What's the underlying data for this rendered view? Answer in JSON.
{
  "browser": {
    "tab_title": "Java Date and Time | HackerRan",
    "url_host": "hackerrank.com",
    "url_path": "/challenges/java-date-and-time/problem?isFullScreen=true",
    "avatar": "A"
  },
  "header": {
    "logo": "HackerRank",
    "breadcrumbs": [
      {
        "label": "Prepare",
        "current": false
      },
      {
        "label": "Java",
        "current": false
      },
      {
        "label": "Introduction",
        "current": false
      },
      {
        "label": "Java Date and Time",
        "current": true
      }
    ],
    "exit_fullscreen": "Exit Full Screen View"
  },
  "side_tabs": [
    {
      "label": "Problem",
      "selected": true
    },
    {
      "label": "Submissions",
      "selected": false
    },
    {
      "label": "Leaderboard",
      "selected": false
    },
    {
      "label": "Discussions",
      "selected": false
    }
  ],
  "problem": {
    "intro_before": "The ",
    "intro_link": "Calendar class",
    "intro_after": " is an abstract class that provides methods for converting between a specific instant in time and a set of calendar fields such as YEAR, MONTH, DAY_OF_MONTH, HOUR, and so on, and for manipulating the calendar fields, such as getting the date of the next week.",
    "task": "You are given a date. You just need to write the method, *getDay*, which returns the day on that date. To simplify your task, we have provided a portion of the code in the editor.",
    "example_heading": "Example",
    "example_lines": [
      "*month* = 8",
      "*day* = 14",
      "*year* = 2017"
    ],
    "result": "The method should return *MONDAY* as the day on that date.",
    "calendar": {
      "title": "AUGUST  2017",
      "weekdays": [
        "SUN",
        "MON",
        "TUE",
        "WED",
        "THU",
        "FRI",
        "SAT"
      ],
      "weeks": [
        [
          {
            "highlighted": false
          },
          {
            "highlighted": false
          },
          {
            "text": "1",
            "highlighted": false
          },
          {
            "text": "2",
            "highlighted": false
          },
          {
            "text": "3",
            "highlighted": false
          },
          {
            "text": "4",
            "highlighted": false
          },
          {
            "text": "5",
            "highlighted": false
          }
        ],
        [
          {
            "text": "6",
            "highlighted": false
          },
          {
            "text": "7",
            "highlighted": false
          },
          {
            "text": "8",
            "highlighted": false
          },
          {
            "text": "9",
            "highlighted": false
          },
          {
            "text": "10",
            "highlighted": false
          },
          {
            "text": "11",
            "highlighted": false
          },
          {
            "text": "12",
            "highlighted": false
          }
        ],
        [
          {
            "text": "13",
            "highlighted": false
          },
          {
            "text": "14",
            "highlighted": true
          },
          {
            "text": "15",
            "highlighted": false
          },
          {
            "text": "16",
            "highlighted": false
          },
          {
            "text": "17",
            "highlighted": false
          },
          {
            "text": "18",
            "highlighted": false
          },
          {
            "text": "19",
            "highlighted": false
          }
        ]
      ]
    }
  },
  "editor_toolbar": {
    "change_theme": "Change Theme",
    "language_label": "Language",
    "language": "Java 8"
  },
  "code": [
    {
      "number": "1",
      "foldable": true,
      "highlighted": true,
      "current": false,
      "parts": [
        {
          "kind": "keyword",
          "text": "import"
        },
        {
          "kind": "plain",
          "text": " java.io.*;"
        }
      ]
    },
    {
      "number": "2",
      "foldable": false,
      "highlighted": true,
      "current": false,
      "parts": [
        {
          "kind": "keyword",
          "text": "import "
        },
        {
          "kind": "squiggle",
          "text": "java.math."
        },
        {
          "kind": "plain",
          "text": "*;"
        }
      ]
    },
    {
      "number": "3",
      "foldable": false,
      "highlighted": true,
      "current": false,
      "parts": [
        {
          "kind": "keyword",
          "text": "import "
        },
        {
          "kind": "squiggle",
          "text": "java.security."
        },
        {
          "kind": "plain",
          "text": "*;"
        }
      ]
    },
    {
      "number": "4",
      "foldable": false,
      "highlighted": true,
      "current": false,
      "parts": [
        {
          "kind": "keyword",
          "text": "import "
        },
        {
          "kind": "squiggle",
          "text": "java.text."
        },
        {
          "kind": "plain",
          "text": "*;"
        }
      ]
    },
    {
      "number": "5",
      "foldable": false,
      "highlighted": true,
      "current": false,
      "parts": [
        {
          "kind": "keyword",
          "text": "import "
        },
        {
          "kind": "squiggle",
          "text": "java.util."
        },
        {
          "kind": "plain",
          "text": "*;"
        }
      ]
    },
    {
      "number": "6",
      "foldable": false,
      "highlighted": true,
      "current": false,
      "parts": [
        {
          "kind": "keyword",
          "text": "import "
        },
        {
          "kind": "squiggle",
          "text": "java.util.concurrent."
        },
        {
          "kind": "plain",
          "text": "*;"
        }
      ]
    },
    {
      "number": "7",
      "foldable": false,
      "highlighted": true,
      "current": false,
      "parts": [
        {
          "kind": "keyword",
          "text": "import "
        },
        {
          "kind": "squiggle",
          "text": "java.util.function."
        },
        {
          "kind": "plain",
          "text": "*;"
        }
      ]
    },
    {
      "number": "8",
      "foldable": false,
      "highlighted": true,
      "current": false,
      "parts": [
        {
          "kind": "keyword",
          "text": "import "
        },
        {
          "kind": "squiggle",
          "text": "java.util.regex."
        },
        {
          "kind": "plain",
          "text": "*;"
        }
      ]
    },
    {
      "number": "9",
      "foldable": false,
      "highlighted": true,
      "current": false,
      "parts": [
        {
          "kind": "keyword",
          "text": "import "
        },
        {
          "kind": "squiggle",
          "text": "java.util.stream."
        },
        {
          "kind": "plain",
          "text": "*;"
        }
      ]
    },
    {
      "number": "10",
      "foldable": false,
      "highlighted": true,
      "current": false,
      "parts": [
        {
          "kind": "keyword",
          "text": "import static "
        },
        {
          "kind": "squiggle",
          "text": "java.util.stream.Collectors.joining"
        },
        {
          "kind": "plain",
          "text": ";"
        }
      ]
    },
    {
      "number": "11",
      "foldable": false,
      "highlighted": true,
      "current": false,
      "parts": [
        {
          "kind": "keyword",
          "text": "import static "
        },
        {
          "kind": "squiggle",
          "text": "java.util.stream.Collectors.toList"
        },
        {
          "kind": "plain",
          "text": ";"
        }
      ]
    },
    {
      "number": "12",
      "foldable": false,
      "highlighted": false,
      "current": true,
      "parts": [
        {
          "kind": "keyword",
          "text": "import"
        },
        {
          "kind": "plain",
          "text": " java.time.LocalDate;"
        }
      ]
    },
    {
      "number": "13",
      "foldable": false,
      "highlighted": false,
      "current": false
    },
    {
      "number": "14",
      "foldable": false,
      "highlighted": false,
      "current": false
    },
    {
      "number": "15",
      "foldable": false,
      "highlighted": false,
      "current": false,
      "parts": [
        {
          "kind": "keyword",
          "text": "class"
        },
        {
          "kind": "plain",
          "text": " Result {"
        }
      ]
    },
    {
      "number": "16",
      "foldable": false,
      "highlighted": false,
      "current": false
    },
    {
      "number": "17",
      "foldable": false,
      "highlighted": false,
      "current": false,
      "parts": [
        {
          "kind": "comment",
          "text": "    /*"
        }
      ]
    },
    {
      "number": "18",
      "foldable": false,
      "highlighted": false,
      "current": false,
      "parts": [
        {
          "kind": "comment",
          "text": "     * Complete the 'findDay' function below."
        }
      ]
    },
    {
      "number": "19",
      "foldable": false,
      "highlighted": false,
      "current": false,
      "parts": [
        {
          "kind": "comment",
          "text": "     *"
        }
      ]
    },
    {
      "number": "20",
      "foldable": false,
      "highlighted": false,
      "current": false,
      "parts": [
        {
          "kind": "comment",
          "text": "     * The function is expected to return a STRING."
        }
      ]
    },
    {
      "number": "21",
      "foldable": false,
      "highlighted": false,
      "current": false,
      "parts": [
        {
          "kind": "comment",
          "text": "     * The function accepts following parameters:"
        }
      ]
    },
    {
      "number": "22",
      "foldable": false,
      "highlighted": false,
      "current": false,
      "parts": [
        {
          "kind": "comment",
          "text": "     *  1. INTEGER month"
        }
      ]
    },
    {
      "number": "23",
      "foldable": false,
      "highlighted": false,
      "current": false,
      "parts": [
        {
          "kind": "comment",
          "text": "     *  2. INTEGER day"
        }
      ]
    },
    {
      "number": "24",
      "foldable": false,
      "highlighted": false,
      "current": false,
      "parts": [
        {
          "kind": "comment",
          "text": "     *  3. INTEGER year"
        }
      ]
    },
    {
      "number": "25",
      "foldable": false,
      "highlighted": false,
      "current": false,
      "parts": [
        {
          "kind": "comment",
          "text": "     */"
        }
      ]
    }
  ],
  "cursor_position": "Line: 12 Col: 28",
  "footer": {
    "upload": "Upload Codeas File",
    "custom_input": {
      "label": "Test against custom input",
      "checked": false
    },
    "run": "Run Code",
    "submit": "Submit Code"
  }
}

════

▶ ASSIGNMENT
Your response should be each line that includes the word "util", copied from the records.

▶ RESPONSE TO THIS EXERCISE
          "text": "java.util."
          "text": "java.util.concurrent."
          "text": "java.util.function."
          "text": "java.util.regex."
          "text": "java.util.stream."
          "text": "java.util.stream.Collectors.joining"
          "text": "java.util.stream.Collectors.toList"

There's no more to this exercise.